Darwent K, McInnes R & Swanson V (2016) The Infant Feeding Genogram: A tool for exploring family infant feeding history and identifying support needs. BMC Pregnancy and Childbirth, 16 (1), Art. No.: 315. https://doi.org/10.1186/s12884-016-1107-5
Family culture and beliefs are passed through the generations within families and influence what constitutes appropriate infant care. This includes infant feeding decisions where a family history and support network congruent with women’s infant feeding intentions has been shown to be important to women’s breastfeeding experience. This is reflected in breastfeeding rates where women who were not breastfed themselves are less likely to initiate and continue with breastfeeding.
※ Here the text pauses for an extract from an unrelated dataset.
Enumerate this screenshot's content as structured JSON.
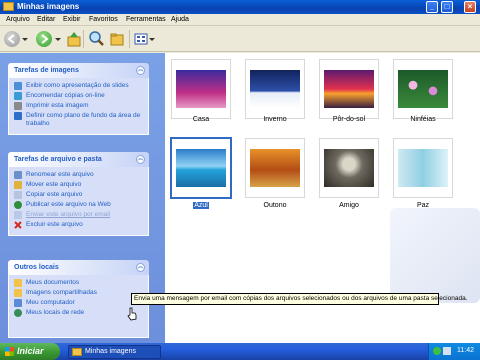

Given the importance of family infant feeding history in the initiation and duration of breastfeeding, and the limited ability of some families to provide support; it is unclear why infant feeding family history and support networks are not explored during pregnancy.
The Infant Feeding Genogram was adapted from a simple pictorial device that is widely used in psychotherapy and genetic counselling. This tool was developed as part of a study investigating the experience of women when they were the first to breastfeed in their family. Fourteen Scottish participants completed their Infant Feeding Genogram as part of a semi-structured interview. The tool was adapted alongside their narratives to give a visual representation of each participant’s family infant feeding history.
The utility of the genogram is illustrated through two contrasting case examples with very different family feeding histories. The genogram showed family structures, patterns of infant feeding over time, and supportive or conflicting relationships. In the research setting it assisted women to explore their infant feeding history, identify challenges and sources of support and build rapport with the interviewer.
The infant feeding genogram is proposed as a time efficient tool that could assist health professionals and other breastfeeding workers to support women and their families and by stimulating discussion around breastfeeding, Bby identifying strengths or possible deficits in social support for each individual, the tool could inform tailored support and care interventions. The effectiveness and acceptability of the Infant Feeding Genogram requires testing in the clinical environment. However, its successful application in other clinical contexts, combined with the interest in genealogy in popular culture, mean this is likely to be an acceptable, family friendly way to develop more effective breastfeeding conversations.
Infant feeding; Breastfeeding; Family; Significant others; Support; Genogram; Genealogy; Family tree; Tool; Assets based approach
BMC Pregnancy and Childbirth: Volume 16, Issue 1
|Publication date online||19/10/2016|
|Date accepted by journal||11/10/2016|